## What is required
The answer must consist of every line in the data below that holds the word "author".

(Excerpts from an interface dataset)
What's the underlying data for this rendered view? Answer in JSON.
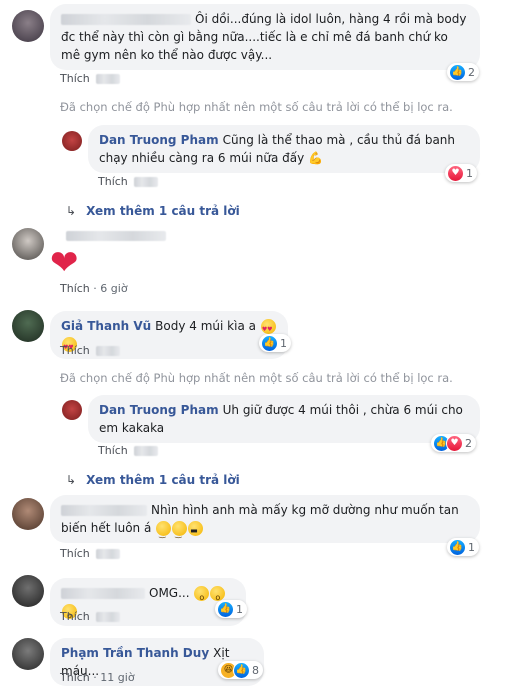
{
  "c1": {
    "text": "Ôi dồi...đúng là idol luôn, hàng 4 rồi mà body đc thể này thì còn gì bằng nữa....tiếc là e chỉ mê đá banh chứ ko mê gym nên ko thể nào được vậy...",
    "like": "Thích",
    "react_count": "2",
    "notice": "Đã chọn chế độ Phù hợp nhất nên một số câu trả lời có thể bị lọc ra.",
    "reply": {
      "author": "Dan Truong Pham",
      "text": "Cũng là thể thao mà , cầu thủ đá banh chạy nhiều càng ra 6 múi nữa đấy 💪",
      "like": "Thích",
      "react_count": "1"
    },
    "more": "Xem thêm 1 câu trả lời"
  },
  "c2": {
    "like": "Thích",
    "time": "6 giờ"
  },
  "c3": {
    "author": "Giả Thanh Vũ",
    "text": "Body 4 múi kìa a",
    "like": "Thích",
    "react_count": "1",
    "notice": "Đã chọn chế độ Phù hợp nhất nên một số câu trả lời có thể bị lọc ra.",
    "reply": {
      "author": "Dan Truong Pham",
      "text": "Uh giữ được 4 múi thôi , chừa 6 múi cho em kakaka",
      "like": "Thích",
      "react_count": "2"
    },
    "more": "Xem thêm 1 câu trả lời"
  },
  "c4": {
    "text": "Nhìn hình anh mà mấy kg mỡ dường như muốn tan biến hết luôn á",
    "like": "Thích",
    "react_count": "1"
  },
  "c5": {
    "text": "OMG...",
    "like": "Thích",
    "react_count": "1"
  },
  "c6": {
    "author": "Phạm Trần Thanh Duy",
    "text": "Xịt máu...",
    "like": "Thích",
    "time": "11 giờ",
    "react_count": "8"
  },
  "colors": {
    "link": "#385898",
    "bubble": "#f2f3f5",
    "meta": "#606770",
    "notice": "#90949c"
  }
}
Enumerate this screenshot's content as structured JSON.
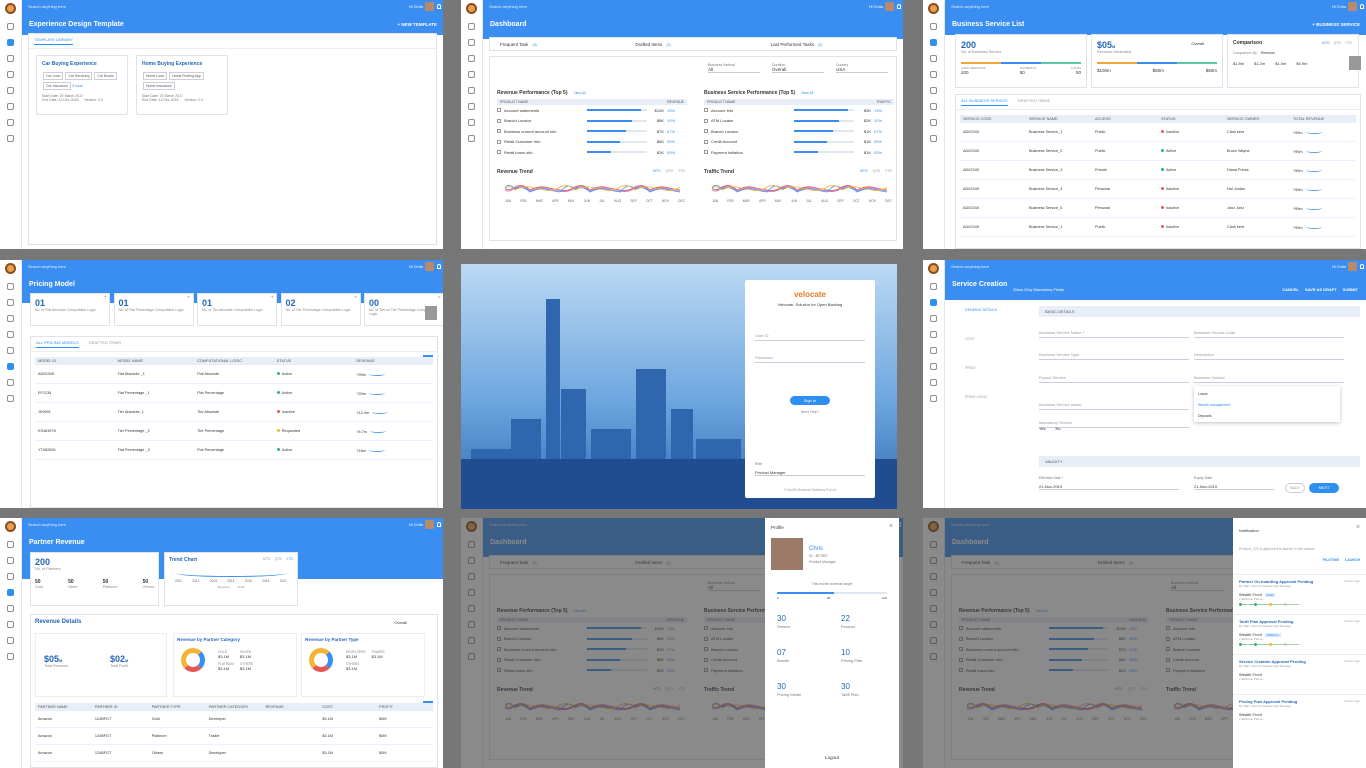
{
  "common": {
    "search_placeholder": "Search anything here",
    "user": "Hi Chris"
  },
  "p1": {
    "title": "Experience Design Template",
    "action": "+ NEW TEMPLATE",
    "tab": "TEMPLATE LIBRARY",
    "cards": [
      {
        "title": "Car Buying Experience",
        "chips": [
          "Car Loan",
          "Car Servicing",
          "Car Books",
          "Car Insurance"
        ],
        "more": "3 more",
        "start": "Start Date: 20 March 2017",
        "end": "End Date: 12 Dec 2018",
        "version": "Version: 2.0"
      },
      {
        "title": "Home Buying Experience",
        "chips": [
          "Home Loan",
          "Home Finding App",
          "Home Insurance"
        ],
        "more": "",
        "start": "Start Date: 20 March 2017",
        "end": "End Date: 12 Dec 2018",
        "version": "Version: 2.0"
      }
    ]
  },
  "p2": {
    "title": "Dashboard",
    "tasks": [
      {
        "label": "Frequent Task",
        "count": "(9)"
      },
      {
        "label": "Drafted Items",
        "count": "(3)"
      },
      {
        "label": "Last Performed Tasks",
        "count": "(3)"
      }
    ],
    "filters": [
      {
        "label": "Business Vertical",
        "value": "All"
      },
      {
        "label": "Duration",
        "value": "Overall"
      },
      {
        "label": "Country",
        "value": "USA"
      }
    ],
    "rev_title": "Revenue Performance (Top 5)",
    "svc_title": "Business Service Performance (Top 5)",
    "view_all": "View All",
    "rev_header": [
      "PRODUCT NAME",
      "REVENUE"
    ],
    "rev_rows": [
      {
        "name": "Account statements",
        "val": "$10K",
        "pct": "13%",
        "fill": 0.9
      },
      {
        "name": "Branch Locator",
        "val": "$8K",
        "pct": "10%",
        "fill": 0.75
      },
      {
        "name": "Business current account info",
        "val": "$7K",
        "pct": "07%",
        "fill": 0.65
      },
      {
        "name": "Retail Customer Info",
        "val": "$6K",
        "pct": "05%",
        "fill": 0.55
      },
      {
        "name": "Retail loans info",
        "val": "$2K",
        "pct": "03%",
        "fill": 0.4
      }
    ],
    "svc_header": [
      "PRODUCT NAME",
      "TRAFFIC"
    ],
    "svc_rows": [
      {
        "name": "Account Info",
        "val": "$3K",
        "pct": "13%",
        "fill": 0.9
      },
      {
        "name": "ATM Locator",
        "val": "$2K",
        "pct": "10%",
        "fill": 0.75
      },
      {
        "name": "Branch Locator",
        "val": "$1K",
        "pct": "07%",
        "fill": 0.65
      },
      {
        "name": "Credit Account",
        "val": "$1K",
        "pct": "05%",
        "fill": 0.55
      },
      {
        "name": "Payment Initiation",
        "val": "$1K",
        "pct": "03%",
        "fill": 0.4
      }
    ],
    "rev_trend": "Revenue Trend",
    "traffic_trend": "Traffic Trend",
    "periods": [
      "MTD",
      "QTD",
      "YTD"
    ],
    "months": [
      "JAN",
      "FEB",
      "MAR",
      "APR",
      "MAY",
      "JUN",
      "JUL",
      "AUG",
      "SEP",
      "OCT",
      "NOV",
      "DEC"
    ]
  },
  "p3": {
    "title": "Business Service List",
    "action": "+ BUSINESS SERVICE",
    "m1": {
      "num": "200",
      "lab": "No. of Business Service",
      "legend": [
        "CARD SERVICES",
        "PAYMENTS",
        "LOANS"
      ],
      "vals": [
        "100",
        "50",
        "50"
      ]
    },
    "m2": {
      "num": "$05",
      "unit": "M",
      "lab": "Revenue Generated",
      "filter": "Overall",
      "vals": [
        "$100m",
        "$50m",
        "$50m"
      ]
    },
    "comparison": {
      "title": "Comparison",
      "periods": [
        "MTD",
        "QTD",
        "YTD"
      ],
      "by": "Comparison By",
      "by_val": "Revenue",
      "vals": [
        "$1.5m",
        "$1.2m",
        "$1.0m",
        "$0.9m"
      ]
    },
    "tabs": [
      "ALL BUSINESS SERVICE",
      "DRAFTED ITEMS"
    ],
    "header": [
      "SERVICE CODE",
      "SERVICE NAME",
      "ACCESS",
      "STATUS",
      "SERVICE OWNER",
      "TOTAL REVENUE"
    ],
    "rows": [
      [
        "AD02345",
        "Business Service_1",
        "Public",
        "Inactive",
        "Clark kent",
        "?99m"
      ],
      [
        "AD02345",
        "Business Service_2",
        "Public",
        "Active",
        "Bruce Wayne",
        "?99m"
      ],
      [
        "AD02345",
        "Business Service_3",
        "Private",
        "Active",
        "Diana Prince",
        "?99m"
      ],
      [
        "AD02345",
        "Business Service_4",
        "Personal",
        "Inactive",
        "Hal Jordan",
        "?99m"
      ],
      [
        "AD02345",
        "Business Service_5",
        "Personal",
        "Inactive",
        "Jonz Jonz",
        "?99m"
      ],
      [
        "AD02345",
        "Business Service_1",
        "Public",
        "Inactive",
        "Clark kent",
        "?99m"
      ]
    ]
  },
  "p4": {
    "title": "Pricing Model",
    "metrics": [
      {
        "n": "01",
        "l": "No. of Flat Absolute Computation Logic"
      },
      {
        "n": "01",
        "l": "No. of Flat Percentage Computation Logic"
      },
      {
        "n": "01",
        "l": "No. of Tier Absolute Computation Logic"
      },
      {
        "n": "02",
        "l": "No. of Tier Percentage Computation Logic"
      },
      {
        "n": "00",
        "l": "No. of Tier on Tier Percentage Computation Logic"
      }
    ],
    "tabs": [
      "ALL PRICING MODELS",
      "DRAFTED ITEMS"
    ],
    "header": [
      "MODEL ID",
      "MODEL NAME",
      "COMPUTATIONAL LOGIC",
      "STATUS",
      "REVENUE"
    ],
    "rows": [
      [
        "AD02345",
        "Flat Absolute _1",
        "Flat Absolute",
        "Active",
        "?99m"
      ],
      [
        "EF1234",
        "Flat Percentage _1",
        "Flat Percentage",
        "Active",
        "?20m"
      ],
      [
        "JK9991",
        "Tier Absolute_1",
        "Tier Absolute",
        "Inactive",
        "?12.4m"
      ],
      [
        "KS463978",
        "Tier Percentage _2",
        "Tier Percentage",
        "Requested",
        "?6.7m"
      ],
      [
        "YT982006",
        "Flat Percentage _3",
        "Flat Percentage",
        "Active",
        "?18m"
      ]
    ]
  },
  "p5": {
    "brand": "velocate",
    "tagline": "Velocate- Solution for Open Banking",
    "user_ph": "User ID",
    "pass_ph": "Password",
    "signin": "Sign In",
    "need_help": "Need Help?",
    "role_label": "Role",
    "role_value": "Product Manager",
    "footer": "© SunFin Business Solutions Pvt Ltd"
  },
  "p6": {
    "title": "Service Creation",
    "toggle": "Show Only Mandatory Fields",
    "actions": [
      "CANCEL",
      "SAVE AS DRAFT",
      "SUBMIT"
    ],
    "steps": [
      "GENERAL DETAILS",
      "COST",
      "PRICE",
      "PRICE LOGIC"
    ],
    "section1": "BASIC DETAILS",
    "section2": "VALIDITY",
    "fields": [
      "Business Service Name *",
      "Business Service Code",
      "Business Service Type",
      "Description",
      "Payout Service",
      "Business Vertical",
      "Business Service owner",
      "Mandatory Service"
    ],
    "dropdown": [
      "Loans",
      "Wealth management",
      "Deposits"
    ],
    "radios": [
      "Yes",
      "No"
    ],
    "eff_label": "Effective Date *",
    "eff_val": "21-Nov-2019",
    "exp_label": "Expiry Date",
    "exp_val": "21-Nov-2019",
    "back": "BACK",
    "next": "NEXT"
  },
  "p7": {
    "title": "Partner Revenue",
    "m1": {
      "num": "200",
      "lab": "No. of Partners",
      "subs": [
        {
          "n": "50",
          "l": "Gold"
        },
        {
          "n": "50",
          "l": "Silver"
        },
        {
          "n": "50",
          "l": "Platinum"
        },
        {
          "n": "50",
          "l": "Others"
        }
      ]
    },
    "trend": {
      "title": "Trend Chart",
      "periods": [
        "MTD",
        "QTD",
        "YTD"
      ],
      "years": [
        "2011",
        "2012",
        "2013",
        "2014",
        "2015",
        "2016",
        "2017"
      ],
      "legend": [
        "Revenue",
        "Profit"
      ]
    },
    "details": "Revenue Details",
    "filter": "Overall",
    "rev": {
      "num": "$05",
      "unit": "M",
      "lab": "Total Revenue"
    },
    "profit": {
      "num": "$02",
      "unit": "M",
      "lab": "Total Profit"
    },
    "cat_title": "Revenue by Partner Category",
    "cat": [
      {
        "l": "GOLD",
        "v": "$3.1M"
      },
      {
        "l": "SILVER",
        "v": "$3.1M"
      },
      {
        "l": "PLATINUM",
        "v": "$3.1M"
      },
      {
        "l": "OTHERS",
        "v": "$3.1M"
      }
    ],
    "type_title": "Revenue by Partner Type",
    "type": [
      {
        "l": "DEVELOPER",
        "v": "$3.1M"
      },
      {
        "l": "TRADER",
        "v": "$3.1M"
      },
      {
        "l": "OTHERS",
        "v": "$3.1M"
      }
    ],
    "header": [
      "PARTNER NAME",
      "PARTNER ID",
      "PARTNER TYPE",
      "PARTNER CATEGORY",
      "REVENUE",
      "COST",
      "PROFIT"
    ],
    "rows": [
      [
        "Amazon",
        "124BFGT",
        "Gold",
        "Developer",
        "",
        "$3.1M",
        "$0M"
      ],
      [
        "Amazon",
        "124BFGT",
        "Platinum",
        "Trader",
        "",
        "$3.1M",
        "$0M"
      ],
      [
        "Amazon",
        "124BFGT",
        "Others",
        "Developer",
        "",
        "$3.1M",
        "$0M"
      ]
    ]
  },
  "p8": {
    "header": "Profile",
    "name": "Chris",
    "id": "ID - BF7897",
    "role": "Product Manager",
    "target_label": "This month revenue target",
    "target_min": "0",
    "target_mid": "50",
    "target_max": "100",
    "target_fill": 0.52,
    "stats": [
      {
        "n": "30",
        "l": "Service"
      },
      {
        "n": "22",
        "l": "Product"
      },
      {
        "n": "07",
        "l": "Bundle"
      },
      {
        "n": "10",
        "l": "Pricing Plan"
      },
      {
        "n": "30",
        "l": "Pricing Model"
      },
      {
        "n": "30",
        "l": "Tariff Plan"
      }
    ],
    "logout": "Logout"
  },
  "p9": {
    "header": "Notification",
    "intro": "Product_123 is approved to launch in the market.",
    "links": [
      "PILOTING",
      "LAUNCH"
    ],
    "items": [
      {
        "title": "Partner On-boarding Approval Pending",
        "by": "By Marc, Partner Relationship Manager",
        "time": "3 hours ago",
        "sub": "Wealth Front",
        "tag": "Gold",
        "sub2": "Traditional Partner"
      },
      {
        "title": "Tariff Plan Approval Pending",
        "by": "By Marc, Partner Relationship Manager",
        "time": "3 hours ago",
        "sub": "Wealth Front",
        "tag": "Platinum",
        "sub2": "Traditional Partner"
      },
      {
        "title": "Service Creation Approval Pending",
        "by": "By Marc, Partner Relationship Manager",
        "time": "3 hours ago",
        "sub": "Wealth Front",
        "tag": "",
        "sub2": "Traditional Partner"
      },
      {
        "title": "Pricing Plan Approval Pending",
        "by": "By Marc, Partner Relationship Manager",
        "time": "3 hours ago",
        "sub": "Wealth Front",
        "tag": "",
        "sub2": "Traditional Partner"
      }
    ]
  },
  "colors": {
    "primary": "#3a8ef2",
    "title": "#2467b8",
    "active": "#35b36b",
    "inactive": "#e45a5a",
    "requested": "#f2b632"
  }
}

## Exercise answer
      "author": "Dan Truong Pham",
    "author": "Giả Thanh Vũ",
      "author": "Dan Truong Pham",
    "author": "Phạm Trần Thanh Duy",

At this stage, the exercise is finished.